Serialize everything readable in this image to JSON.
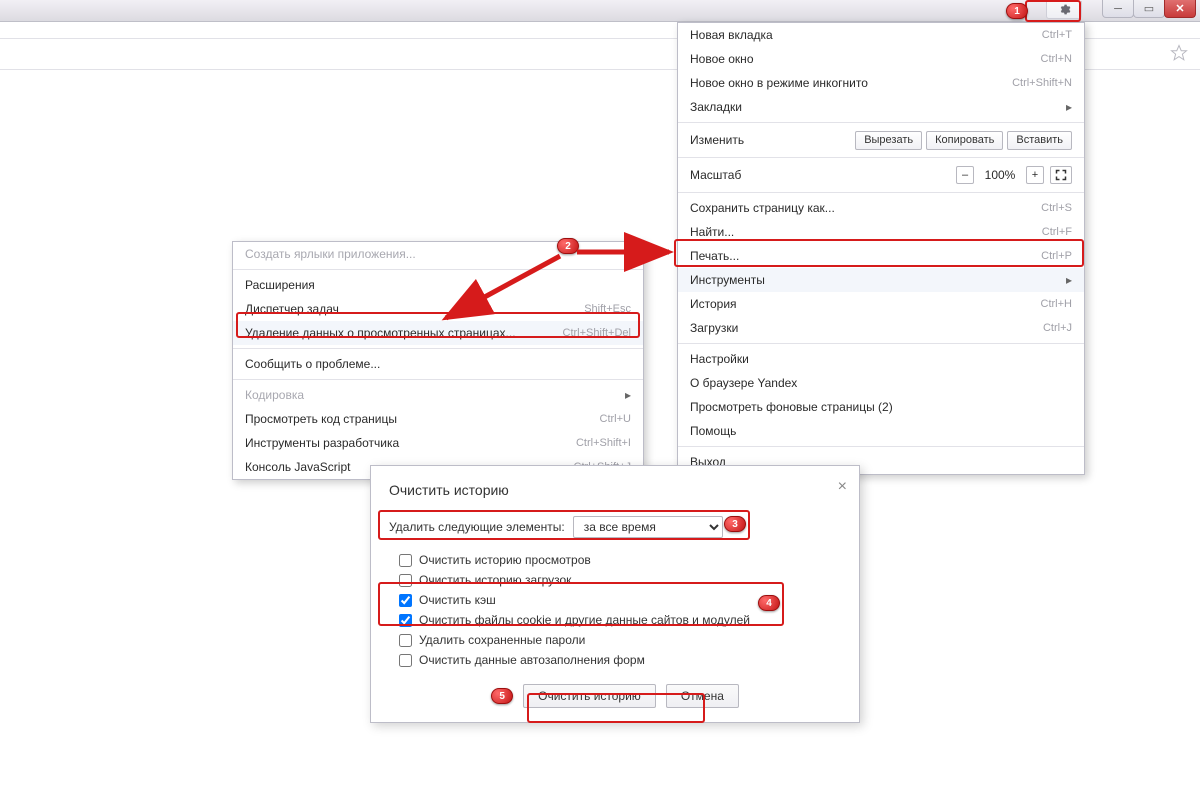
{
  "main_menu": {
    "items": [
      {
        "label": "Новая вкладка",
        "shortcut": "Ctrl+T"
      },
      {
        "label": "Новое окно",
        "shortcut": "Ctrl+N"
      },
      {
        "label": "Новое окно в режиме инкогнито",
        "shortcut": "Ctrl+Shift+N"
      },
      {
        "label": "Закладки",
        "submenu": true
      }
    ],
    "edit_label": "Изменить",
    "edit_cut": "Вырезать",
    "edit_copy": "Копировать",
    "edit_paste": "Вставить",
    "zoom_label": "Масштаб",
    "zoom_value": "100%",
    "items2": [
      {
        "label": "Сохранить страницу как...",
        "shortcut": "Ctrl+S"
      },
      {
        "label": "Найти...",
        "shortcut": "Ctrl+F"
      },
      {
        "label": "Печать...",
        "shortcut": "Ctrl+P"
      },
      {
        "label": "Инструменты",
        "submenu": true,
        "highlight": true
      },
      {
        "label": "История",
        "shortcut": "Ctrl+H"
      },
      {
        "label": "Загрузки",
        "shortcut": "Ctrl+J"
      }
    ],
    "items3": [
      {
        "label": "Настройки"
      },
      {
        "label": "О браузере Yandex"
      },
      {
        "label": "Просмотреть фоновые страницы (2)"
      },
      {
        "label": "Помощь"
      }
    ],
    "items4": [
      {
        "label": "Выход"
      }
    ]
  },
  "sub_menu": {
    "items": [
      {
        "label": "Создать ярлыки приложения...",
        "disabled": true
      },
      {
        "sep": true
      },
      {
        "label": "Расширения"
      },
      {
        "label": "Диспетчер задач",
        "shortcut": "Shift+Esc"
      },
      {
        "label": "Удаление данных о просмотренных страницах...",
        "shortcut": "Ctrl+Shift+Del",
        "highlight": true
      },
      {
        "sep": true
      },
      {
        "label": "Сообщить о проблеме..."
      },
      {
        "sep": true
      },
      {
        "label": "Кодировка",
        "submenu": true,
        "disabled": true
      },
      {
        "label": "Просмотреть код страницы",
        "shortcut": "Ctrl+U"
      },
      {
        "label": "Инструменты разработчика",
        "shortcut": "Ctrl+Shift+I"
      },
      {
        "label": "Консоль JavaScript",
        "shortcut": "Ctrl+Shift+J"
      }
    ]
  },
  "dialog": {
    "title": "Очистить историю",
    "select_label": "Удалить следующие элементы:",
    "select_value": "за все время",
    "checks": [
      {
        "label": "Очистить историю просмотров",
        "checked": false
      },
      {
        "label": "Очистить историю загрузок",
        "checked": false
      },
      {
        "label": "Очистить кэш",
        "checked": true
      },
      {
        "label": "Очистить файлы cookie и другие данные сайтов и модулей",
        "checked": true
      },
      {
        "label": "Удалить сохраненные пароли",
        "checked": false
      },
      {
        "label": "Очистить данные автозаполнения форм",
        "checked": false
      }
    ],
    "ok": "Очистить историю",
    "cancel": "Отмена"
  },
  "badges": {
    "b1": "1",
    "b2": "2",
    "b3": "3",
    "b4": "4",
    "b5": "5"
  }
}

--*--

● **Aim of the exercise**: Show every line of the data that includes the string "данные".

● **Solution to this task**:
        "label": "Очистить файлы cookie и другие данные сайтов и модулей",
        "label": "Очистить данные автозаполнения форм",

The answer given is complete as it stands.